The West's native crab has helped build the reputations of San Francisco seafood institutions, such as Swan Oyster Depot (415-673-1101) on Polk Street and Scoma's (415-771-4383) at the wharf. The latter has its own fish- receiving station where the day's catch is transferred directly from boat to cooking pot. Since 1971, Thanh Long (415-665-1146), located in the city's Sunset District, has built its French-Vietnamese menu around Dungeness. At its sister eatery, Crustacean (415-776-2722), I ordered the specialty, the roasted crab. It's what they're famous for—people call for reservations from Colorado, Louisiana, Arizona, Hawaii, Japan, and the Philippines. It was tender, tasty, and a well-advised match with the house's garlicky Asian noodles.

Dungeness crabs, smart critters, are ready for the catch during late fall, about the time the last tourist leaves town. I'm hoping my sister will visit then. We'll gorge on crab, making our way north to Fort Bragg. There at Mendo Bistro, located on the second floor of the former Union Lumber Company, we'll try the crab cakes. Developed by chef-owner Nicholas Petti, they have won the Mendocino Crabcake Cookoff two years running. (Barred from entering the next cook-off, he has been promoted to judge.)

Sure that Petti's recipe was even more classified than the president's golf score, I asked for his secret regarding Dungeness crabs. "All you have to do is stay out of their way," was the advice you might expect for something this inherently good. Thus his recipe, which he is happy to share (see below), relies mostly on crabmeat, bound with a tarragon aioli. For anyone with lingering doubt, I repeat his unsolicited kicker: "They're so meaty, you need a dozen blue to equal one Dungeness." By the time I send Lisa back East, she'll never sing the "blues" again.

Dungeness Cracking Grounds

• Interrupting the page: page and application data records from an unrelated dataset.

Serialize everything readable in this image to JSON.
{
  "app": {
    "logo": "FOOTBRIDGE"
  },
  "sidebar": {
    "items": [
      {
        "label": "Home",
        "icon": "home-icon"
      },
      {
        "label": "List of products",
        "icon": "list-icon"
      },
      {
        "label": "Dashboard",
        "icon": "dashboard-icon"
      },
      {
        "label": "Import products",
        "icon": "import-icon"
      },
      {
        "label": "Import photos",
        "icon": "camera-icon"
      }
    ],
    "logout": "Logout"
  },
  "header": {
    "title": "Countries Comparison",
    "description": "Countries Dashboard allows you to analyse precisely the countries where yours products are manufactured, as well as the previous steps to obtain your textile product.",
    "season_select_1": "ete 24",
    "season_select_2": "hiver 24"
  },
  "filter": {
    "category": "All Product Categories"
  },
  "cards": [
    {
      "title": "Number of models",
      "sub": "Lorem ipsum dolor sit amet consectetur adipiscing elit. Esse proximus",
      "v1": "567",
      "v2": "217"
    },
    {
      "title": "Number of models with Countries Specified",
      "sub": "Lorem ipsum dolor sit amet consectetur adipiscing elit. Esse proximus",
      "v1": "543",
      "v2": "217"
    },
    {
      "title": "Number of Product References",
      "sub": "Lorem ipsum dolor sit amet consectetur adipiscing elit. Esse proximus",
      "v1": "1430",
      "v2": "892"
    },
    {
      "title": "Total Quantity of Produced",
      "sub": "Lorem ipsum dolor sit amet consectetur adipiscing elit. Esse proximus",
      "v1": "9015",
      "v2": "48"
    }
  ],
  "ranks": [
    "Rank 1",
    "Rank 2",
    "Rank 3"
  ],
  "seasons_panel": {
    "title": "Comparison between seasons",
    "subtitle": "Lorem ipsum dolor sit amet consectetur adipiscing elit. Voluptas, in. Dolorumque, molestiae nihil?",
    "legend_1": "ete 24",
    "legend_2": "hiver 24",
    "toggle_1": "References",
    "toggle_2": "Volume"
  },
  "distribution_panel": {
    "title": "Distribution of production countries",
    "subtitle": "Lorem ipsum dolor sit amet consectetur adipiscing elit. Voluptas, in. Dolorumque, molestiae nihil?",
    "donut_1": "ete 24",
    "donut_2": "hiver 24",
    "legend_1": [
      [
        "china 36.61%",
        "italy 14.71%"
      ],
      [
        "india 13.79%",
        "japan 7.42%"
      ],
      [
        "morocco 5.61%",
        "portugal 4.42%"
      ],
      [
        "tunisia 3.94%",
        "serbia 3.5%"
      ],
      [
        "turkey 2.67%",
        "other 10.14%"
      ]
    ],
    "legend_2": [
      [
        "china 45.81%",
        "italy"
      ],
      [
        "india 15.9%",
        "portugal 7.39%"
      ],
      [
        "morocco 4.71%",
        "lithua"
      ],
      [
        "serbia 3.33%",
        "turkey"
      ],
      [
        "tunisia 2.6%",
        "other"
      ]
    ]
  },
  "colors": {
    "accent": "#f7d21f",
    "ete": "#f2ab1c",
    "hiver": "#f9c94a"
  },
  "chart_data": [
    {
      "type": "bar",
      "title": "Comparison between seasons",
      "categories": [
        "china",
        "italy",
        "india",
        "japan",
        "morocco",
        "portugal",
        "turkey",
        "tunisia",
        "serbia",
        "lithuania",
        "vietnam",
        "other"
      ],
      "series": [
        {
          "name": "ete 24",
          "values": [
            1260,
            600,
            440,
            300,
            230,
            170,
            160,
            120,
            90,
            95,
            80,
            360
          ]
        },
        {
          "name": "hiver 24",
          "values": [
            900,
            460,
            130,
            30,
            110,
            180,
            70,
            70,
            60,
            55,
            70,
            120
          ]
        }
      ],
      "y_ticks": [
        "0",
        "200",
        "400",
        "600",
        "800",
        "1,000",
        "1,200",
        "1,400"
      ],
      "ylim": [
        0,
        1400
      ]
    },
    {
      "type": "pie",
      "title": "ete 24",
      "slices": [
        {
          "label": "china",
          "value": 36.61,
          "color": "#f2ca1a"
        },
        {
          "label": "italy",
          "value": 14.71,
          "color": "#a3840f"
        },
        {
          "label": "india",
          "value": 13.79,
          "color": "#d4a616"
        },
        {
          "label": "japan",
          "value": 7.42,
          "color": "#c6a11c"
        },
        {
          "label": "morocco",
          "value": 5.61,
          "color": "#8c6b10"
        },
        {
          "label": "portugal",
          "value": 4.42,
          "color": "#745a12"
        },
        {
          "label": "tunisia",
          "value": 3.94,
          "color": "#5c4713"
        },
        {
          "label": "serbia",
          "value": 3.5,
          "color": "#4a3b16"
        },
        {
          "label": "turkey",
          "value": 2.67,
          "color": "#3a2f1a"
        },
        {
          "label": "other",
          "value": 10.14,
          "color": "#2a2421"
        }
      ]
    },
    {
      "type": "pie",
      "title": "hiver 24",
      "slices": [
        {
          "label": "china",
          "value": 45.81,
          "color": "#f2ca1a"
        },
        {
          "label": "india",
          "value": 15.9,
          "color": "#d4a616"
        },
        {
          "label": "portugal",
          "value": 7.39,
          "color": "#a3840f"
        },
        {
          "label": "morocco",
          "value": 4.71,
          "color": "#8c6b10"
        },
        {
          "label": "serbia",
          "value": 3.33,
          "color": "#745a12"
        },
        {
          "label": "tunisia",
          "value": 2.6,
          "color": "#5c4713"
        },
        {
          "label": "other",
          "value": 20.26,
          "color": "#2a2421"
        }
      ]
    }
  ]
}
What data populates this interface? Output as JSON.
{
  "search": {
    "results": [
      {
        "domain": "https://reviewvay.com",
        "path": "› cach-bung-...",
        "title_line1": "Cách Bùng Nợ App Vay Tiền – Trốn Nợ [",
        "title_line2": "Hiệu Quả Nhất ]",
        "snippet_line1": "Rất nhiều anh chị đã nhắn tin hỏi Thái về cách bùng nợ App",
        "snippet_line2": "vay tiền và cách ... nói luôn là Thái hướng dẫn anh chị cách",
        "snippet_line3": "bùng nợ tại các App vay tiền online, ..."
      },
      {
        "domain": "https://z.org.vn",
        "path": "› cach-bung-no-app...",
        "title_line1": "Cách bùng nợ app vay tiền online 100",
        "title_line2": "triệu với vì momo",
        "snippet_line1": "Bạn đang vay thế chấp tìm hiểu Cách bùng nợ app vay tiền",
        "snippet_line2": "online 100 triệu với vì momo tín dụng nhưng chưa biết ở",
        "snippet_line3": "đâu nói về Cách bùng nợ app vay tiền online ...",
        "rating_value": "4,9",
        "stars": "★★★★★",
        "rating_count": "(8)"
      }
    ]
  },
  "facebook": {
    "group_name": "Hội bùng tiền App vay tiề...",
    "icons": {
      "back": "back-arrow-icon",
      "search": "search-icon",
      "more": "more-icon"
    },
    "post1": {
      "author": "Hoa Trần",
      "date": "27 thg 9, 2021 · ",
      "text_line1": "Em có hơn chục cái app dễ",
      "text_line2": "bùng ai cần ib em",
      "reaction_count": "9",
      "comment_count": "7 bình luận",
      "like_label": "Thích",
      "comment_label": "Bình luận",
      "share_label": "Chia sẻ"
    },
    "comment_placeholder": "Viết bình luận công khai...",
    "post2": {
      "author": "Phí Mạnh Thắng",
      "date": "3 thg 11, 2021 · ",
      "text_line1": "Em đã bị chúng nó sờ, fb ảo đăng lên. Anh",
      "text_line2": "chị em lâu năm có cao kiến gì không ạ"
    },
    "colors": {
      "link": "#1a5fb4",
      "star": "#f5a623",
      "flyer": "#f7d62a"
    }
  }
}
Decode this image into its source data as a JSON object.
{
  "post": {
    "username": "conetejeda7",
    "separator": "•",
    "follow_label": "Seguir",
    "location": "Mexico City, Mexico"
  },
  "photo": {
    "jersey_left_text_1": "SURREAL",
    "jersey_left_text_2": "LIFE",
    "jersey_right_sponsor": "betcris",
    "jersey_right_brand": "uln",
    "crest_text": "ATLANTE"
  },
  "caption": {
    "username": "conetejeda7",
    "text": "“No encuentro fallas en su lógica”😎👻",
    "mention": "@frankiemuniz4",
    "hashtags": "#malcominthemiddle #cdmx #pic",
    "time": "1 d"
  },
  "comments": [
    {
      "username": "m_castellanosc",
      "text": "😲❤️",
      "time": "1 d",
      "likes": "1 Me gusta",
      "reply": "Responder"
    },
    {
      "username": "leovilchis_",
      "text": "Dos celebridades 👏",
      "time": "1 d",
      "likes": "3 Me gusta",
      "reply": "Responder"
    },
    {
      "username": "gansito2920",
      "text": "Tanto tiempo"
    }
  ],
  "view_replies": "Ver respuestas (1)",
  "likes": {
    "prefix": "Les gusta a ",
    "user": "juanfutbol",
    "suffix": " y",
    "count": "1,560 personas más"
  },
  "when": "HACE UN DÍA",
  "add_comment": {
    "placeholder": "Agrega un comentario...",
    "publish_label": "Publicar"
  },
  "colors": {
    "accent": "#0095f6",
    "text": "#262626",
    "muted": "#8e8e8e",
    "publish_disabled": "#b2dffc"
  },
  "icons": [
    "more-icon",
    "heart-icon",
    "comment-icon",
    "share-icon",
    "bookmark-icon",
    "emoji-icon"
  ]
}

Dungeness season opens in mid-November in central California, a little later as you move north. Since the bulk of the catch is landed early in the season (which runs through June), experts say the best time to enjoy the shellfish is December through February.

Mendocino Crab & Wine Days, January 23 to February 1, throughout Mendocino County. Lodgings offer "crustacean vacations." Events abound, including crab feeds at community halls, cooking demos, and crab-centered ocean excursions. Information: (866) 466-3636,

San Francisco Crab Festival, February 1 to 29. Events at Fisherman's Wharf, along the Embarcadero, and around Union Square. On February 28 and 29, the sellout Crab & Wine Marketplace, which drew 11,000 people earlier this year, is held at Fort Mason Center. Information: (415) 391-2000,

Mendo Bistro crab cakes

serves 4

If you can't find panko bread crumbs (a Japanese-style bread crumb) in Asian food stores, use the driest crumbs available.

For the aioli:

  • 2 egg yolks
  • 3 garlic cloves
  • Juice of 1 lemon
  • 1/2 tsp. salt
  • 1 dash Tabasco sauce
  • 1/4 cup hot water
  • 2 cups olive oil
  • 1/2 bunch tarragon, finely chopped

For the crab cakes:

  • 1 1/2 pounds Dungeness crabmeat
  • 3/4 cup panko bread crumbs plus additional crumbs for coating
  • 2 green onions, finely chopped
  • Oil for sautéing

Place first 5 ingredients in a food processor or blender and run machine. Pour in hot water and process for 15 seconds. With machine running, slowly drizzle in oil until sauce emulsifies. Stir in chopped tarragon and set aside.

Combine crab, bread crumbs, and green onions. Add about 1/2 cup of aioli, enough to just barely hold the mixture together. Form the mixture into cakes about 3 inches in diameter and place one side in bread crumbs. Heat oil in a sauté pan over medium high heat. Place cakes, bread-crumb side down, in pan. Sauté until golden and carefully turn over. Lower heat and sauté until heated through. Top with aioli.

Photography by Terrence McCarthy

This article was first published in November 2003. Some facts may have aged gracelessly. Please call ahead to verify information.